    The mechanism of declaring these relationships is straightforward and a longstanding part of the standard deposit process. For each associated research object, simply provide the identifier and identifier type for the object, an optional description of it, as well as name the relationship into the metadata record. For the latter, Crossref and DataCite share a closed list of relationship types, which ensures interoperability between mappings. See Crossref technical documentation for more details.

    We maintain a list of the recommended relation types for a host of associated research objects to promote standardization across publishers. If you have relationships not specified, please contact us at to identify a suitable one considered best practice. Common adoption of relation types will make relationship metadata useful to tool builders and systems. For example, programmatic queries on supporting materials require proper tagging of their respective relationship types.

    This approach is highly extensible and accommodates the introduction of new research object forms as they emerge. It also supports associated research objects regardless of identifier type. When an associated entity has a DOI, however, we can validate the relationship during metadata processing as well as provide a more reliable representation of the article nexus.
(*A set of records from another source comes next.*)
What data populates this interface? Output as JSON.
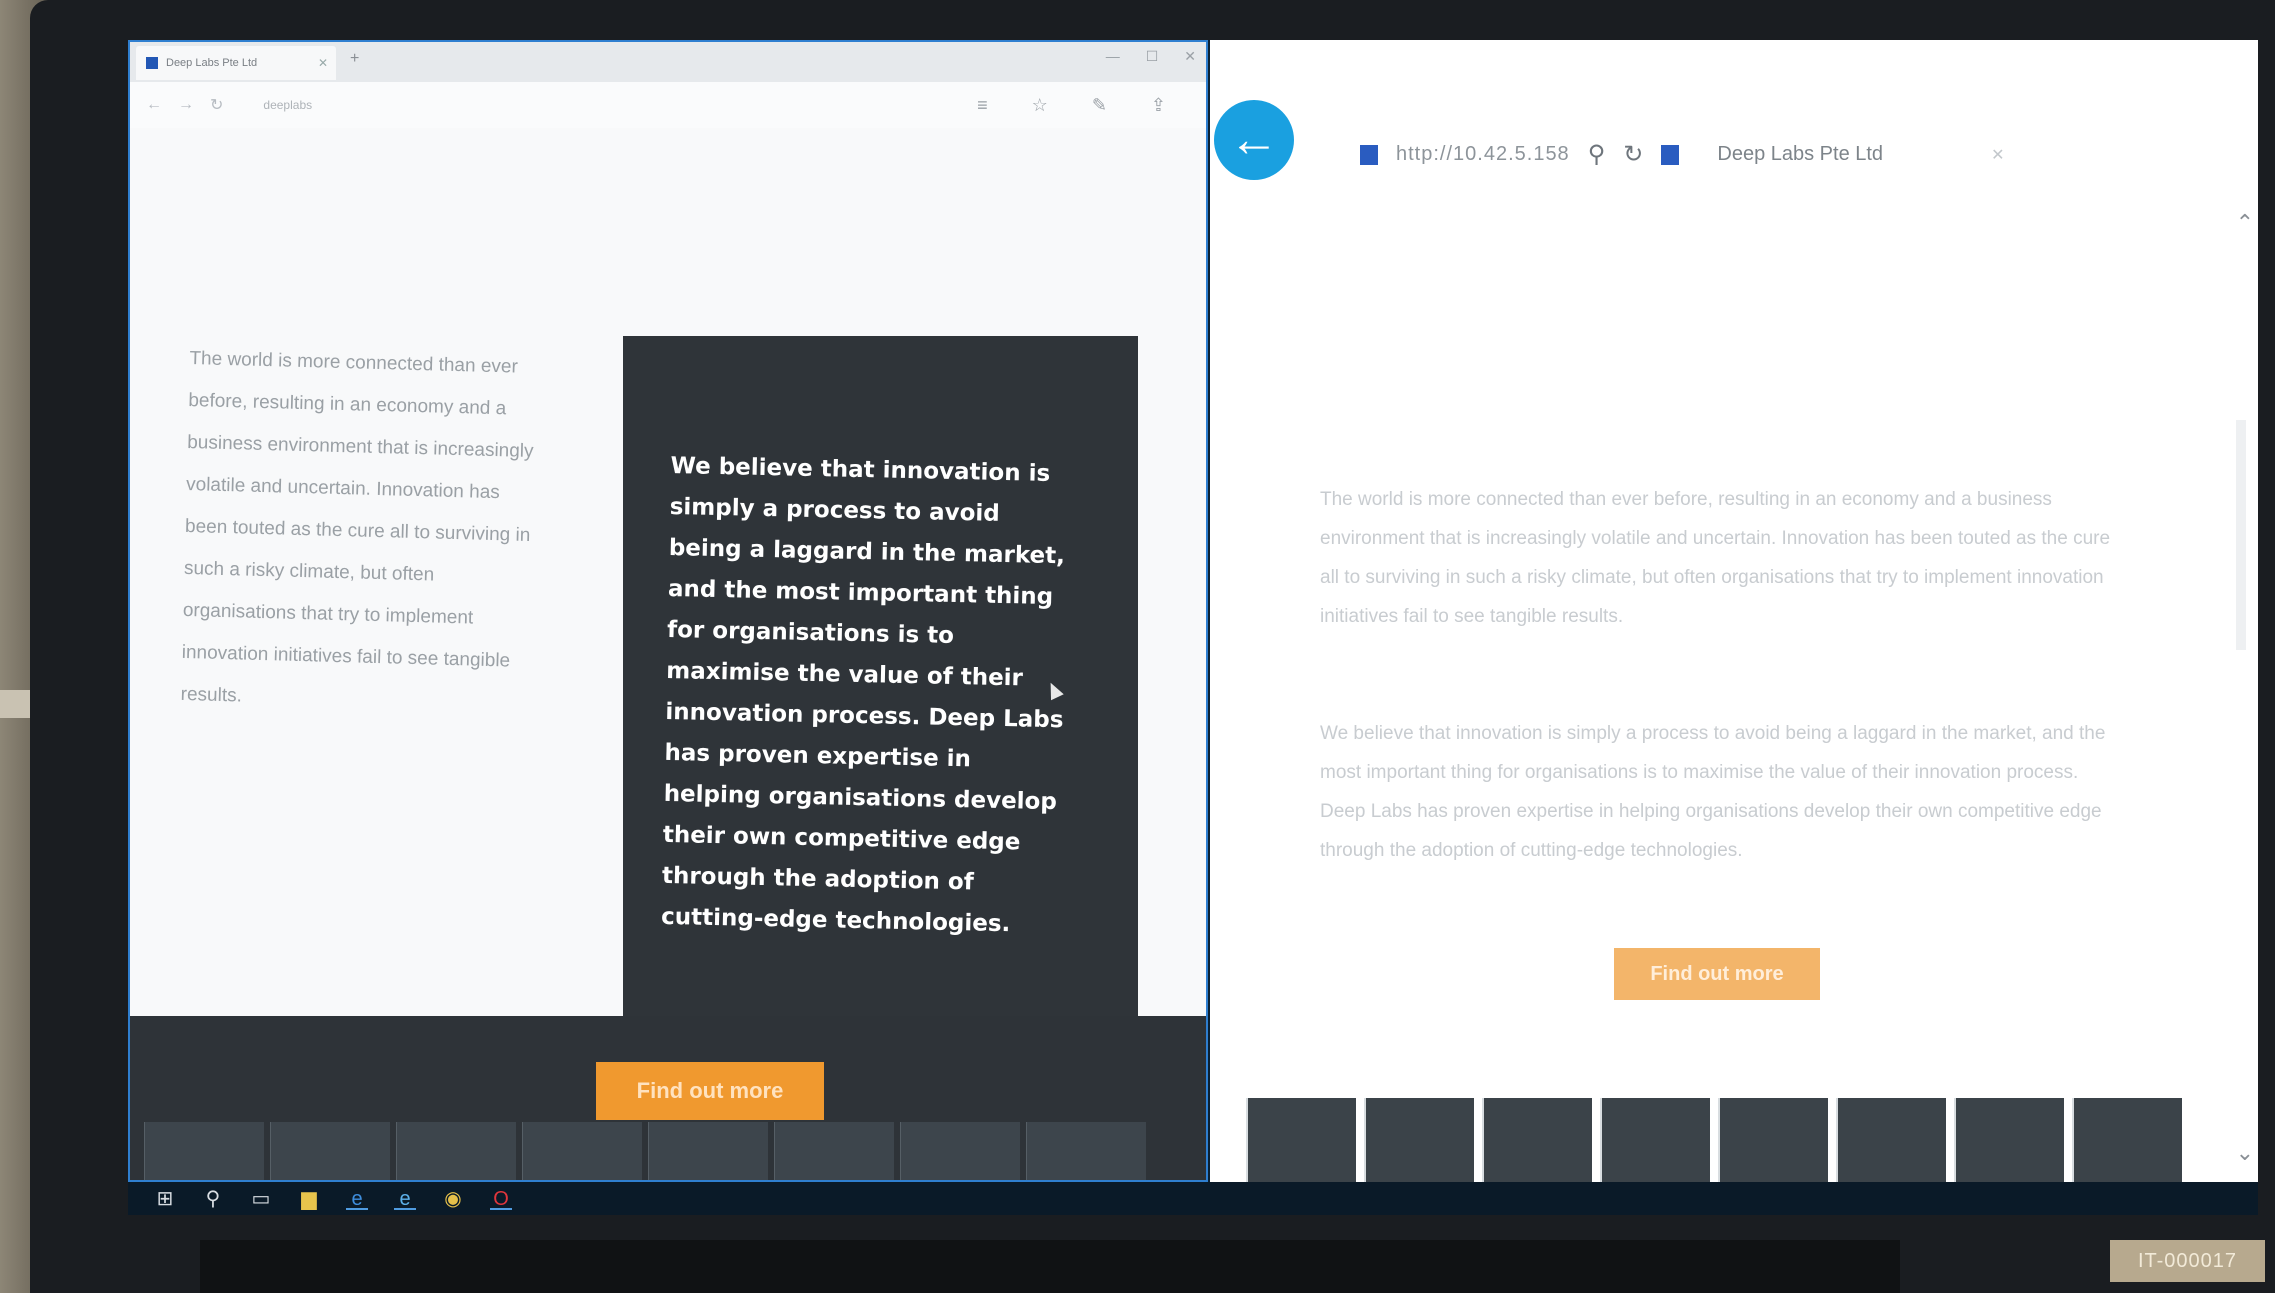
{
  "left_window": {
    "tab_title": "Deep Labs Pte Ltd",
    "url": "deeplabs",
    "left_paragraph": "The world is more connected than ever before, resulting in an economy and a business environment that is increasingly volatile and uncertain. Innovation has been touted as the cure all to surviving in such a risky climate, but often organisations that try to implement innovation initiatives fail to see tangible results.",
    "dark_paragraph": "We believe that innovation is simply a process to avoid being a laggard in the market, and the most important thing for organisations is to maximise the value of their innovation process. Deep Labs has proven expertise in helping organisations develop their own competitive edge through the adoption of cutting-edge technologies.",
    "cta_label": "Find out more"
  },
  "right_window": {
    "url": "http://10.42.5.158",
    "tab_title": "Deep Labs Pte Ltd",
    "paragraph_1": "The world is more connected than ever before, resulting in an economy and a business environment that is increasingly volatile and uncertain. Innovation has been touted as the cure all to surviving in such a risky climate, but often organisations that try to implement innovation initiatives fail to see tangible results.",
    "paragraph_2": "We believe that innovation is simply a process to avoid being a laggard in the market, and the most important thing for organisations is to maximise the value of their innovation process. Deep Labs has proven expertise in helping organisations develop their own competitive edge through the adoption of cutting-edge technologies.",
    "cta_label": "Find out more"
  },
  "asset_tag": "IT-000017",
  "icons": [
    "back-arrow-icon",
    "search-icon",
    "refresh-icon",
    "windows-start-icon",
    "search-taskbar-icon",
    "task-view-icon",
    "file-explorer-icon",
    "edge-icon",
    "ie-icon",
    "chrome-icon",
    "opera-icon"
  ],
  "colors": {
    "accent_orange": "#f0992f",
    "dark_panel": "#2f3439",
    "back_button": "#1aa0e0"
  }
}
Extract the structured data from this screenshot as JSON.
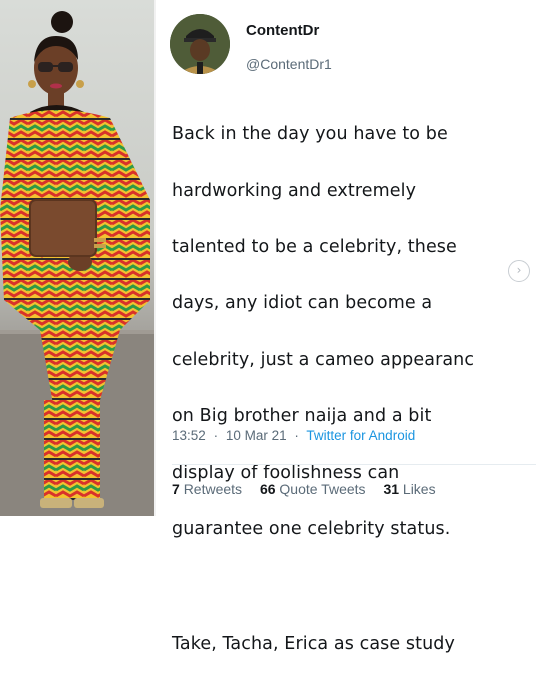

    Article nexus: a far richer scholarly map

    Bibliographic metadata is like a ship’s manifest that catalogs each item of cargo in a ship’s hold - crate, drum, sack, and barrel. It identifies the components that have an internal relation to the publication (contributor, funder, article update, license, etc.), each of which are well-understood points on the scholarly map. But when we integrate the article nexus into the graph, new territories become visible - not isolated islands, but places with highways connecting them to addresses already known.

    When a publication has its relationships clearly identified, the connections both go out as well as lead back to it. The more connections, the more visibility on the scholarly map, as the Art of Cartography goes. Numerous systems tap into this map: publishing, funders, research institutions, research councils, indexers & repositories, indexers, research information systems, lab & diagnostics systems, reference management and literature discovery, other PID suppliers. So publishers, you can provide the fullest value to your own publishing operation, your authors, their research communities, and the overall research enterprise by ensuring that all publications are fully linked both inside and out.

    Last Updated: 2016 August 25 by Jennifer Lin